Australia prides itself on having a non-discriminatory immigration programme, but concerns are being raised that new vetting powers could result in Trump-like bans on visa holders from certain countries and backgrounds.
People from specific ethnic groups, religions or even whole groups of nationalities could be forced to have their visas revalidated, it is claimed. It is also suggested that new powers being discussed could see people having their visas checked due to their political views.
The Migration Amendment (visa revalidation and other measures) Bill, which has just passed through the House of Representatives and now goes on to the Senate, would give new powers to Immigration Minister Peter Dutton.
It was introduced to create a revalidation measure for the pilot programme of 10-year visas for Chinese nationals visiting Australia due to be launched later this year, but during the debate concerns have been raised that it is back door way to introduce checks on any group that the Government might want to target.
Migration experts are warning that such powers as outlined in the Bill are not justifiable, too broad and could easily discriminate against specific groups of people currently living lawfully in Australia.
The current wording of the Bill says that checks could be done on a ‘specified class of persons’ that the Immigration Minister thinks should be looked at ‘in the public interest’. It gives examples such as people with a passport from a particular country and people who may have travelled through a particular area at a particular time.
It currently would give Dutton the power to revalidate a visa if ‘adverse information’ comes to light but does not define what this could be. It also says visas could be checked on grounds of public health and safety, national security, the country’s economic well-being and even circumstances in a country where a visa holder originates from.
Critics say the powers proposed are unjustified and liable to exploitation. The Migration Institute of Australia said it is concerned that it would give the Immigration Minister ‘unfettered powers’ over who could and could not hold a visa.
‘In essence the institute agrees with the idea of revalidation, however, we are concerned that the Bill is broad in its definition. It discusses things like adverse information without defining it properly. The Bill is not specified at just one visa so it could apply to a myriad of other visa categories,’ said Angela Julian-Armitage, national president of the Migration Institute of Australia.

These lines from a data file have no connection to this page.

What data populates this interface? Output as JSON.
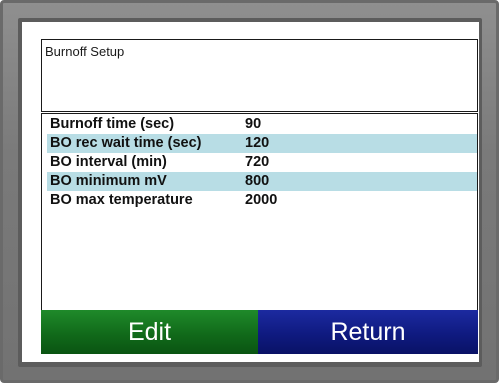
{
  "screen": {
    "title": "Burnoff Setup"
  },
  "settings": [
    {
      "label": "Burnoff time (sec)",
      "value": "90",
      "highlighted": false
    },
    {
      "label": "BO rec wait time (sec)",
      "value": "120",
      "highlighted": true
    },
    {
      "label": "BO interval (min)",
      "value": "720",
      "highlighted": false
    },
    {
      "label": "BO minimum mV",
      "value": "800",
      "highlighted": true
    },
    {
      "label": "BO max temperature",
      "value": "2000",
      "highlighted": false
    }
  ],
  "buttons": {
    "edit_label": "Edit",
    "return_label": "Return"
  },
  "colors": {
    "row_highlight": "#b8dde5",
    "edit_button": "#116a1a",
    "return_button": "#0f1a80",
    "bezel": "#7a7a7a"
  }
}
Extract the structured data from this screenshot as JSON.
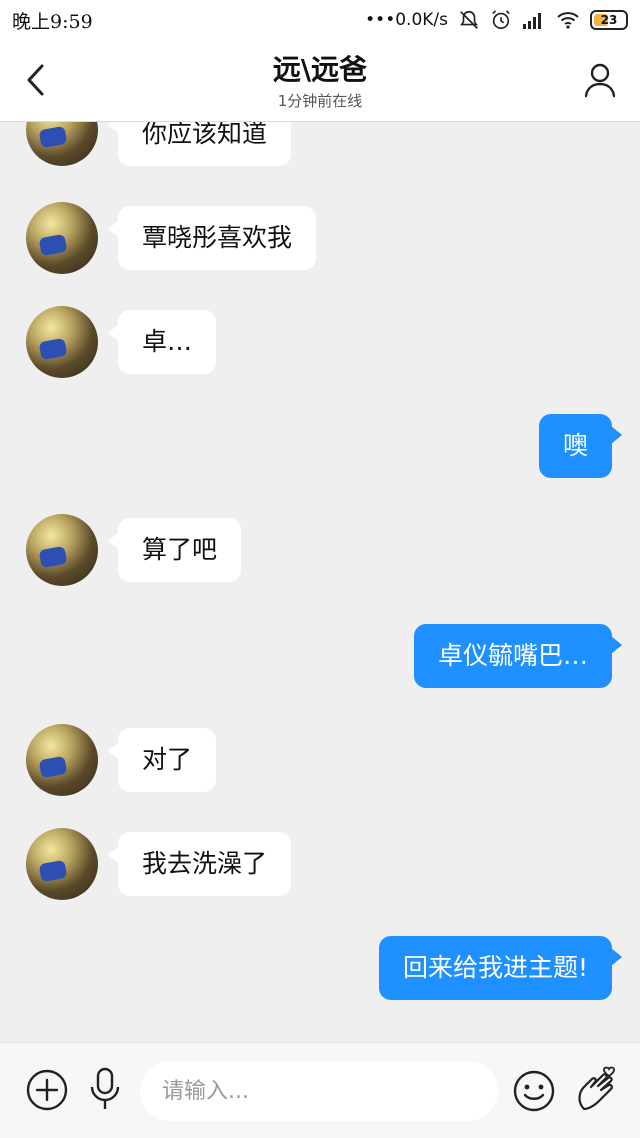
{
  "status_bar": {
    "time": "晚上9:59",
    "network_speed": "•••0.0K/s",
    "battery_level": "23",
    "icons": [
      "mute-bell-icon",
      "alarm-icon",
      "signal-icon",
      "wifi-icon",
      "battery-icon"
    ]
  },
  "header": {
    "title": "远\\远爸",
    "subtitle": "1分钟前在线",
    "back_icon": "chevron-left-icon",
    "profile_icon": "person-icon"
  },
  "messages": [
    {
      "side": "left",
      "text": "你应该知道"
    },
    {
      "side": "left",
      "text": "覃晓彤喜欢我"
    },
    {
      "side": "left",
      "text": "卓…"
    },
    {
      "side": "right",
      "text": "噢"
    },
    {
      "side": "left",
      "text": "算了吧"
    },
    {
      "side": "right",
      "text": "卓仪毓嘴巴…"
    },
    {
      "side": "left",
      "text": "对了"
    },
    {
      "side": "left",
      "text": "我去洗澡了"
    },
    {
      "side": "right",
      "text": "回来给我进主题!"
    }
  ],
  "input_bar": {
    "placeholder": "请输入...",
    "icons": [
      "plus-circle-icon",
      "microphone-icon",
      "emoji-icon",
      "hand-heart-icon"
    ]
  },
  "colors": {
    "accent": "#1e90ff",
    "background": "#efefef",
    "bubble_left": "#ffffff"
  }
}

‘We don’t believe that someone who has been a permanent resident of Australia for a long time should be revalidated as well and there is an ability to do that the way the Bill stands at present,’ she explained, adding that at worst, the Minister’s powers could be used to significantly skew the interpretation of the public interest and discriminate against large numbers of long term visa holders lawfully living in Australia.
The Law Council of Australia said it is also concerned that the Bill goes beyond 10-year Chinese visa programme that it was originally intended to relate to and said it is ‘neither necessary nor proportionate to its intended objective’.
Dutton defended the Bill. ‘What we’ve said is during that period of holding a visa, if somebody, for example, commits a criminal offence or they are put on a terrorist watch list then we reserve the right to go back and have look at their details and stop them from coming to our country,’ he told Australian radio.